── SOURCE MATERIAL ──

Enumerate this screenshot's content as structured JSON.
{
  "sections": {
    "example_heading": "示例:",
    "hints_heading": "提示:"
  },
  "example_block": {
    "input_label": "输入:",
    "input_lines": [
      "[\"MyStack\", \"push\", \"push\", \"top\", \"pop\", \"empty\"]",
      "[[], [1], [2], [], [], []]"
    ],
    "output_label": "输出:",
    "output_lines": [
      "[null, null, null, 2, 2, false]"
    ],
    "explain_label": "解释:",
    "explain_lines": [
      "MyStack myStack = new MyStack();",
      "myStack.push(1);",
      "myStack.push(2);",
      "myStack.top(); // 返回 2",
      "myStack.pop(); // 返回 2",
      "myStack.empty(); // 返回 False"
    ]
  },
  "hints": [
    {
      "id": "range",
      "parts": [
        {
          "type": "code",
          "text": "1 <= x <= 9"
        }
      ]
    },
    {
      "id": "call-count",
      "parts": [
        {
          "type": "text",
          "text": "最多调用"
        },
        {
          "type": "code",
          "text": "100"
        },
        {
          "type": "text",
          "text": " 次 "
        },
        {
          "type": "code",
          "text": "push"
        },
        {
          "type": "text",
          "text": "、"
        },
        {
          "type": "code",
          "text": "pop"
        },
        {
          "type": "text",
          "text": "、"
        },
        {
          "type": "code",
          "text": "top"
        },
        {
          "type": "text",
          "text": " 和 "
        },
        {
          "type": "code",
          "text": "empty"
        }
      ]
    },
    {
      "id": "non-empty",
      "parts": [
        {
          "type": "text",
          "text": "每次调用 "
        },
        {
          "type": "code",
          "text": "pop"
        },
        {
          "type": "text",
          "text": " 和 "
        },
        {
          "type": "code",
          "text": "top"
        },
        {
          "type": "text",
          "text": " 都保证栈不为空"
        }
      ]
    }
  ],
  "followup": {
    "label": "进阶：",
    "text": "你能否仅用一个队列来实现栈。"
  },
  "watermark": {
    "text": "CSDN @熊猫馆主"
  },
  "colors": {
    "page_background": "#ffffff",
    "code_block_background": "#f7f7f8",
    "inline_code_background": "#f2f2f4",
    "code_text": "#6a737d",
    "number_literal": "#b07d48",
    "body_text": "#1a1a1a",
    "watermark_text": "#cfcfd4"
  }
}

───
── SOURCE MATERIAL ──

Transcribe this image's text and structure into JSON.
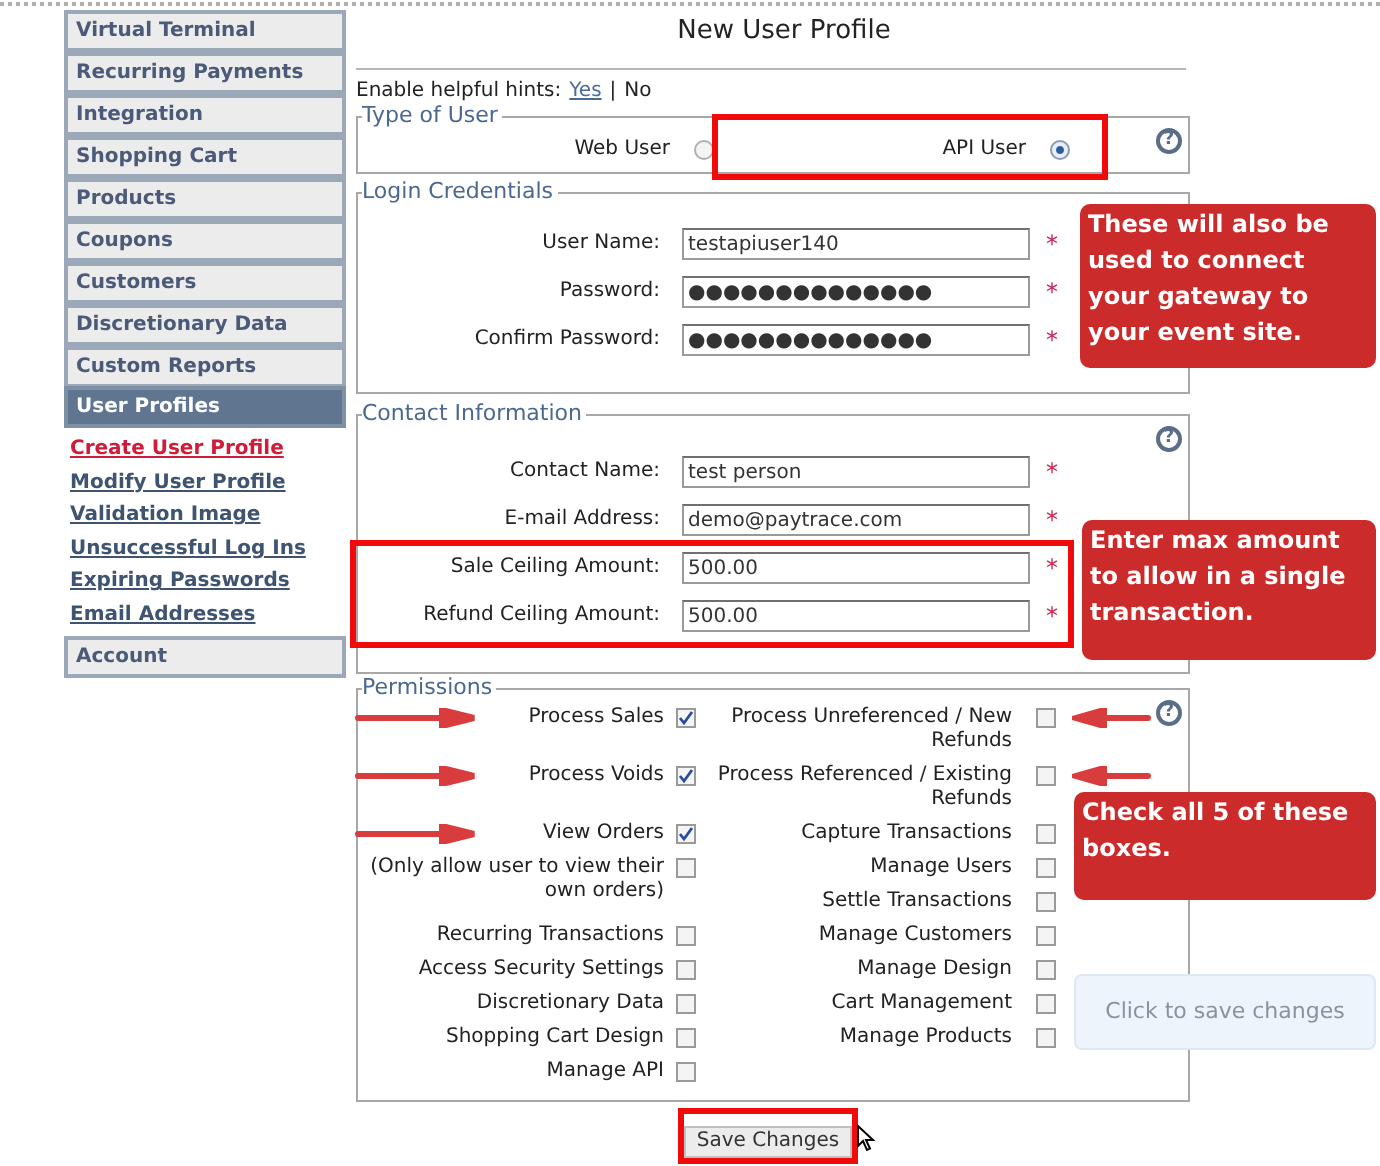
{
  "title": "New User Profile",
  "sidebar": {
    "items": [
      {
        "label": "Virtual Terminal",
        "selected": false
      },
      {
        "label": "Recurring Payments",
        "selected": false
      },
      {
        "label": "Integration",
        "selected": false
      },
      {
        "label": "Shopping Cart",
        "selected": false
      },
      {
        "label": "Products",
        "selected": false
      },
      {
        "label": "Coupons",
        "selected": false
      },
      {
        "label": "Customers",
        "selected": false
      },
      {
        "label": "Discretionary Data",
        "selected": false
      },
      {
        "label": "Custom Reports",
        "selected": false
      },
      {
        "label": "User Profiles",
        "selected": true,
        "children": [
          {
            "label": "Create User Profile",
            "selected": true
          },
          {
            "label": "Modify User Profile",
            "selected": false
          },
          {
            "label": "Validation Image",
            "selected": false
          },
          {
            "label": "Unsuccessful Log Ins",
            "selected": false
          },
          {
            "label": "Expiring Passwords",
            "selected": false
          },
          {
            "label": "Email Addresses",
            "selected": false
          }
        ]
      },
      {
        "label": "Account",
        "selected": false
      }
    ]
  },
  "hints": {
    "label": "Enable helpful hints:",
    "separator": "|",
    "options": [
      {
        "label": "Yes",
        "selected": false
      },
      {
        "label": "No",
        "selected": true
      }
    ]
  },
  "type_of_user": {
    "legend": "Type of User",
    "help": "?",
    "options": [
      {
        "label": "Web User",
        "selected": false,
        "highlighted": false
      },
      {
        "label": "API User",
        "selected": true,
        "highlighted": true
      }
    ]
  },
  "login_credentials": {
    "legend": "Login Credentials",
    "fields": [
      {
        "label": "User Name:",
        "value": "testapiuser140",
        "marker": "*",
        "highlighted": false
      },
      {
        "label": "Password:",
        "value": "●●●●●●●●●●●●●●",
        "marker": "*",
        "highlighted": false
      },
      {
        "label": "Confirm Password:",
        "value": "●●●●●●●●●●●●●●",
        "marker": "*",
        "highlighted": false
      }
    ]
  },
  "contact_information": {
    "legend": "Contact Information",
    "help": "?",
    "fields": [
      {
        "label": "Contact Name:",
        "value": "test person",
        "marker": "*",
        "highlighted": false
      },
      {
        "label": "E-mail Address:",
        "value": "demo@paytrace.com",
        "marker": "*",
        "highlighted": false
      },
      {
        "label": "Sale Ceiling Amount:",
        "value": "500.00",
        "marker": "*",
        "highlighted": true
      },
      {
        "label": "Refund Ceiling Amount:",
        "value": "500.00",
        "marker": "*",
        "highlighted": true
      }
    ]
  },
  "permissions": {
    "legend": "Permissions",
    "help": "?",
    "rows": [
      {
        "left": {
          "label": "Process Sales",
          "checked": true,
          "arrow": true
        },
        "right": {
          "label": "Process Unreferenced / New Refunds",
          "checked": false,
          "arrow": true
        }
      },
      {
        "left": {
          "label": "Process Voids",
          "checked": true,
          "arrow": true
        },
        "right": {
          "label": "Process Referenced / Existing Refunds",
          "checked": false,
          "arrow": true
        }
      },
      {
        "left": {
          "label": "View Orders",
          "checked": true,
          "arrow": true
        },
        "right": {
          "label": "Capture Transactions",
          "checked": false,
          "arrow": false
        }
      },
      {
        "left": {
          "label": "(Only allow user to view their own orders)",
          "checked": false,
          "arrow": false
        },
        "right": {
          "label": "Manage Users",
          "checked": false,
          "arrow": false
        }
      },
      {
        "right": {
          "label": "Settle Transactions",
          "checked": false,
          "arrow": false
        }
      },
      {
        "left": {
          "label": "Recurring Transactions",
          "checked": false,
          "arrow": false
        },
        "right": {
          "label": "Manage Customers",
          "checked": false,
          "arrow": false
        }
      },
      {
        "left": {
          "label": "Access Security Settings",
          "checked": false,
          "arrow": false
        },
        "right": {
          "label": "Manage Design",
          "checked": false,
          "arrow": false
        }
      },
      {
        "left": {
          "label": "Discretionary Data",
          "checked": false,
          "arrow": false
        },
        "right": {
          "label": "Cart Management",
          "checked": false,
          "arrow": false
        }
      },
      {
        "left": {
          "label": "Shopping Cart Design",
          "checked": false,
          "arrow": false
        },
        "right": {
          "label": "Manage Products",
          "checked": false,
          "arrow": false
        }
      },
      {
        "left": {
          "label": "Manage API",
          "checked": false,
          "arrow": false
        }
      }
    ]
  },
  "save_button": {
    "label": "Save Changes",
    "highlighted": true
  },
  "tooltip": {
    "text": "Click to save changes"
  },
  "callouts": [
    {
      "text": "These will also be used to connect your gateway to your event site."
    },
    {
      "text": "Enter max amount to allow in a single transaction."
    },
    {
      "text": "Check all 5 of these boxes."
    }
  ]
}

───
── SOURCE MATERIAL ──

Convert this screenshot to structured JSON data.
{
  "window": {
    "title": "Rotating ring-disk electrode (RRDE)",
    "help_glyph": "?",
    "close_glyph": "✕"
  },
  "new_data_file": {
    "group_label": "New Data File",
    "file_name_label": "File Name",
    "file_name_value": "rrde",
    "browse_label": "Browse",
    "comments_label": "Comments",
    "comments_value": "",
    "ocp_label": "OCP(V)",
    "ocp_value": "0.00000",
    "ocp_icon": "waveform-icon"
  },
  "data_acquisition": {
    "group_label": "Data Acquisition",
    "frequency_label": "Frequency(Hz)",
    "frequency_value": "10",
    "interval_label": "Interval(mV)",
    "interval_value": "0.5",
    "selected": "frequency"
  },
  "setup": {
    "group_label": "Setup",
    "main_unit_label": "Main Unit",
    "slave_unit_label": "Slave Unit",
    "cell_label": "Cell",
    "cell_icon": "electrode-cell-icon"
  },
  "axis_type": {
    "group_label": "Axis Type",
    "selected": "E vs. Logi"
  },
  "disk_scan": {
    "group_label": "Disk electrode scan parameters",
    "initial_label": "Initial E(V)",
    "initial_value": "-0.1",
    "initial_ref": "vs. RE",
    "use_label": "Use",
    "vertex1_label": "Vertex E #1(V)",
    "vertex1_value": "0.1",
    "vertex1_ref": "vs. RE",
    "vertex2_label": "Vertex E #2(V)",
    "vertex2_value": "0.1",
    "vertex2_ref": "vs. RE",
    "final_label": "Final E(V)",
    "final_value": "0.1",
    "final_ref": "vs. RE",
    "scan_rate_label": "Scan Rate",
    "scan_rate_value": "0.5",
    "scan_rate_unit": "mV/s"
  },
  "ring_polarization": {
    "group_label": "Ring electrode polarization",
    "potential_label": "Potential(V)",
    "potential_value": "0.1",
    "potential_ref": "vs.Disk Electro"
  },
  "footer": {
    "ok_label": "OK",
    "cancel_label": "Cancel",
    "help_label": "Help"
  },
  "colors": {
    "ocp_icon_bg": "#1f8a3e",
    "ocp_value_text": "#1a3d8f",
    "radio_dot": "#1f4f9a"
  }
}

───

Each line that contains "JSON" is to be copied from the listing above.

TASK ANSWER ->
Enumerate this screenshot's content as structured JSON.
Transcribe this image's text and structure into JSON.
Convert this screenshot to structured JSON data.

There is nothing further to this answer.